Apr 26 2011

All 5 Eggs Have Hatched at Pitt

Published by at 10:28 am under Peregrines

All of Dorothy and E2's eggs have hatched, as you can see by carefully counting heads in this picture.

(photo from the National Aviary's falconcam at the Cathedral of Learning)

17 responses so far

17 Responses to “All 5 Eggs Have Hatched at Pitt”

  1. Nancy Weixelon 26 Apr 2011 at 10:36 am

    What an Easter blessing! Expecting Dori to be having her babies any minute? How long will the Harrisburg falcons continue to sit on the eggs that don’t seem to be viable?

  2. Kate St. Johnon 26 Apr 2011 at 10:45 am

    Dori’s eggs should hatch soon.
    Harrisburg’s remaining eggs probably won’t hatch. She will move them out of the way in the days ahead.

  3. Jennieon 26 Apr 2011 at 10:59 am

    So sad about Harrisburg, but what wonderful news for Dorothy and E2! Thanks, Kate.

  4. Donnaon 26 Apr 2011 at 11:05 am

    Good job Dorothy and E2!

  5. Kathyon 26 Apr 2011 at 11:41 am

    Sweet little babies!

    Did you see the google home page today? It is celebrating the 226th birthday of John Audubon. Nice…..

  6. Mary Ann Pikeon 26 Apr 2011 at 12:22 pm

    With the eggs hatching, it got me thinking about a bird physiology question….When do baby birds start breathing? and why don’t they need to breathe in the shell? With mammals, the mother’s blood provides oxygen through the placenta to the baby until the baby is born, when the baby needs to start breathing….I am completely ignorant of bird physiology, but I’m assuming that their blood works the same as ours, carrying oxygen to the cells in the body. If this is the case, how does that work while they are in the shell? Or does the shell pass oxygen through so that they actually can breathe in the shell?

  7. NDPeteron 26 Apr 2011 at 12:57 pm

    Excellent! So early June we’ll get to watch all these guys hopping all along the ledge. If I’m remembering times right. I flipped through the FAQ, maybe a “What the timeline of a young peregrine’s life?” could be added with approximate times from laying of the eggs to incubation to hatching to ledge walking to fledging to leaving the parents area. Lots of that is already in there, but it’s all separated out and has longer discussions of details.
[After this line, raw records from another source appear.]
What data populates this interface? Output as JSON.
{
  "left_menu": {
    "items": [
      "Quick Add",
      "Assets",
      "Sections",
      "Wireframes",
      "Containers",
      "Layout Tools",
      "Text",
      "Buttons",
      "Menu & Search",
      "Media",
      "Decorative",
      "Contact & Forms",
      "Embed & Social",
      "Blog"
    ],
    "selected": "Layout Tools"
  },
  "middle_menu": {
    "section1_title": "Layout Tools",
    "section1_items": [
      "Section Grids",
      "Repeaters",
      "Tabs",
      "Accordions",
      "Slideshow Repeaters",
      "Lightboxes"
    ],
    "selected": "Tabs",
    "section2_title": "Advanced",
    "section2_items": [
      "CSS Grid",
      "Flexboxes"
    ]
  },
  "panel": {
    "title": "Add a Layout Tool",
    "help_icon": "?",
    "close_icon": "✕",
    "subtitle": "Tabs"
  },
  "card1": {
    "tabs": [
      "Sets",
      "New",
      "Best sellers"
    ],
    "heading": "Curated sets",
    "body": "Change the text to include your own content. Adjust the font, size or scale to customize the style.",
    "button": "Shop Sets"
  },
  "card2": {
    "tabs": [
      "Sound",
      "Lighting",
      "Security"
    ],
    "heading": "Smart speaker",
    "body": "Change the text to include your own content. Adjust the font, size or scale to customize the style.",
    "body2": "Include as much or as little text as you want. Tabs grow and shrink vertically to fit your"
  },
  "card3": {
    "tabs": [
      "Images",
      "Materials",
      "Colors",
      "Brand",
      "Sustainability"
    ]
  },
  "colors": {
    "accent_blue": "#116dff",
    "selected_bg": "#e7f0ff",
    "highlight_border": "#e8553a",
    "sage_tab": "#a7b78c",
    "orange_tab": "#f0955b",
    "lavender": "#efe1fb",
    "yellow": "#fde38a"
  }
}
I hope they’re up and ledge walking by Memorial Day when my parents are coming to visit.

  8. Kathyon 26 Apr 2011 at 5:22 pm
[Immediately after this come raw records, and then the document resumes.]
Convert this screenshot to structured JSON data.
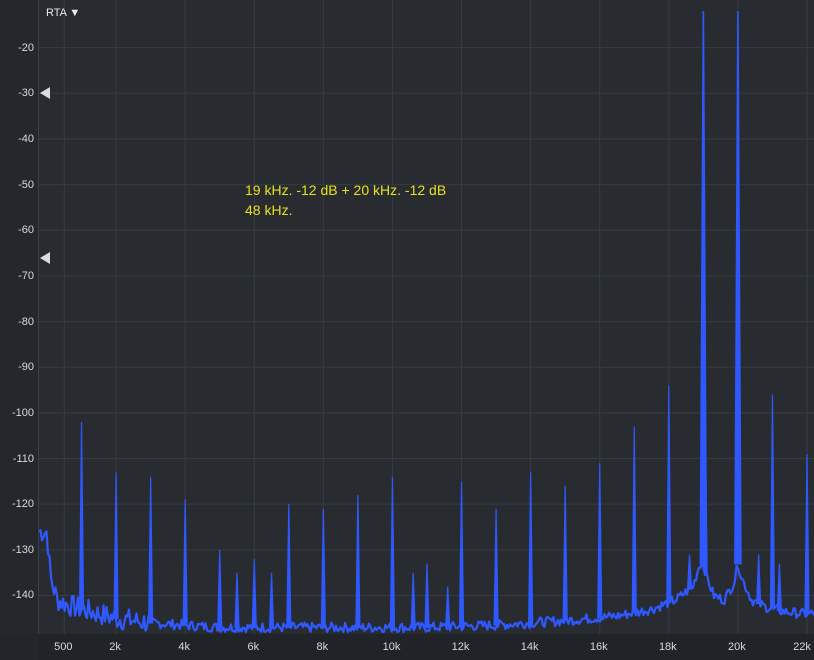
{
  "menu": {
    "rta_label": "RTA ▼"
  },
  "annotation": {
    "line1": "19 kHz. -12 dB + 20 kHz. -12 dB",
    "line2": "48 kHz."
  },
  "colors": {
    "trace": "#2f58ff",
    "background": "#282c31",
    "grid": "#363b41",
    "annotation": "#e8e11a"
  },
  "chart_data": {
    "type": "line",
    "title": "",
    "xlabel": "",
    "ylabel": "",
    "xlim": [
      0,
      22000
    ],
    "ylim": [
      -148,
      -10
    ],
    "grid": true,
    "y_ticks": [
      -20,
      -30,
      -40,
      -50,
      -60,
      -70,
      -80,
      -90,
      -100,
      -110,
      -120,
      -130,
      -140
    ],
    "x_ticks": [
      {
        "value": 500,
        "label": "500"
      },
      {
        "value": 2000,
        "label": "2k"
      },
      {
        "value": 4000,
        "label": "4k"
      },
      {
        "value": 6000,
        "label": "6k"
      },
      {
        "value": 8000,
        "label": "8k"
      },
      {
        "value": 10000,
        "label": "10k"
      },
      {
        "value": 12000,
        "label": "12k"
      },
      {
        "value": 14000,
        "label": "14k"
      },
      {
        "value": 16000,
        "label": "16k"
      },
      {
        "value": 18000,
        "label": "18k"
      },
      {
        "value": 20000,
        "label": "20k"
      },
      {
        "value": 22000,
        "label": "22k"
      }
    ],
    "level_markers": [
      -30,
      -66
    ],
    "noise_floor": [
      {
        "x": 0,
        "y": -126
      },
      {
        "x": 100,
        "y": -136
      },
      {
        "x": 300,
        "y": -141
      },
      {
        "x": 600,
        "y": -142
      },
      {
        "x": 1000,
        "y": -143
      },
      {
        "x": 2000,
        "y": -145
      },
      {
        "x": 3000,
        "y": -146
      },
      {
        "x": 5000,
        "y": -147
      },
      {
        "x": 8000,
        "y": -147
      },
      {
        "x": 11000,
        "y": -147
      },
      {
        "x": 13000,
        "y": -146.5
      },
      {
        "x": 15000,
        "y": -145.5
      },
      {
        "x": 16500,
        "y": -144.5
      },
      {
        "x": 17500,
        "y": -143
      },
      {
        "x": 18200,
        "y": -141
      },
      {
        "x": 18700,
        "y": -138
      },
      {
        "x": 18900,
        "y": -133
      },
      {
        "x": 19000,
        "y": -133
      },
      {
        "x": 19100,
        "y": -136
      },
      {
        "x": 19300,
        "y": -140
      },
      {
        "x": 19600,
        "y": -141
      },
      {
        "x": 19900,
        "y": -137
      },
      {
        "x": 20000,
        "y": -133
      },
      {
        "x": 20100,
        "y": -136
      },
      {
        "x": 20400,
        "y": -141
      },
      {
        "x": 20800,
        "y": -142.5
      },
      {
        "x": 21300,
        "y": -143.5
      },
      {
        "x": 21900,
        "y": -144
      },
      {
        "x": 22000,
        "y": -144
      }
    ],
    "peaks": [
      {
        "x": 1000,
        "y": -102
      },
      {
        "x": 2000,
        "y": -113
      },
      {
        "x": 3000,
        "y": -114
      },
      {
        "x": 4000,
        "y": -119
      },
      {
        "x": 5000,
        "y": -130
      },
      {
        "x": 5500,
        "y": -135
      },
      {
        "x": 6000,
        "y": -132
      },
      {
        "x": 6500,
        "y": -135
      },
      {
        "x": 7000,
        "y": -120
      },
      {
        "x": 8000,
        "y": -121
      },
      {
        "x": 9000,
        "y": -118
      },
      {
        "x": 10000,
        "y": -114
      },
      {
        "x": 10600,
        "y": -135
      },
      {
        "x": 11000,
        "y": -133
      },
      {
        "x": 11600,
        "y": -138
      },
      {
        "x": 12000,
        "y": -115
      },
      {
        "x": 13000,
        "y": -121
      },
      {
        "x": 14000,
        "y": -113
      },
      {
        "x": 15000,
        "y": -116
      },
      {
        "x": 16000,
        "y": -111
      },
      {
        "x": 17000,
        "y": -103
      },
      {
        "x": 18000,
        "y": -94
      },
      {
        "x": 18600,
        "y": -131
      },
      {
        "x": 19000,
        "y": -12
      },
      {
        "x": 19050,
        "y": -95
      },
      {
        "x": 20000,
        "y": -12
      },
      {
        "x": 20600,
        "y": -131
      },
      {
        "x": 21000,
        "y": -96
      },
      {
        "x": 21200,
        "y": -133
      },
      {
        "x": 22000,
        "y": -109
      }
    ]
  }
}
    I have been watching Dori on and off all day today. That little pip is an out and out hole on that one egg.

    Poor Dori, all she wants to do is take a nap. She keeps trying to close her eyes (she looks like me trying to stay awake at my keyboard sometimes) and she gets poked from underneath. Just think of the job it is for the little guy to be pecking away and that shell all this time.

  9. Kate St. Johnon 26 Apr 2011 at 5:29 pm

    Good question, Mary Ann. The shells have pores that allow air in. See: http://en.wikipedia.org/wiki/Egg_(biology)#Shell

  10. John Englishon 26 Apr 2011 at 7:41 pm

    Wilmington, DE also had it’s first hatch today 🙂



  11. Kathy McCharenon 27 Apr 2011 at 6:40 am

    I just saw Dori with an egg shell so at least one chick has hatched!

  12. Tracion 27 Apr 2011 at 6:41 am

    It’s 6:39am and I see, literally!, that the first of Dori’s eggs has hatched!!

  13. Mary DeVon 27 Apr 2011 at 7:06 am

    There’s a baby at Gulf!

  14. Marianneon 27 Apr 2011 at 12:08 pm

    It is great that all 5 have hatched! I wish them a successful fledging also.

  15. lukeon 27 Apr 2011 at 5:38 pm

    My school went on a field trip to the nationality rooms today and I was lucky enough to see TWO falcons flying around the cathedral!!!

  16. David S.on 28 Apr 2011 at 8:33 pm

    Do falcons (presumably the parents) eat the leftover shells, as at least some bird species do?

  17. Kate St. Johnon 28 Apr 2011 at 8:34 pm

    Yes, they do.

Comments RSS

Leave a Reply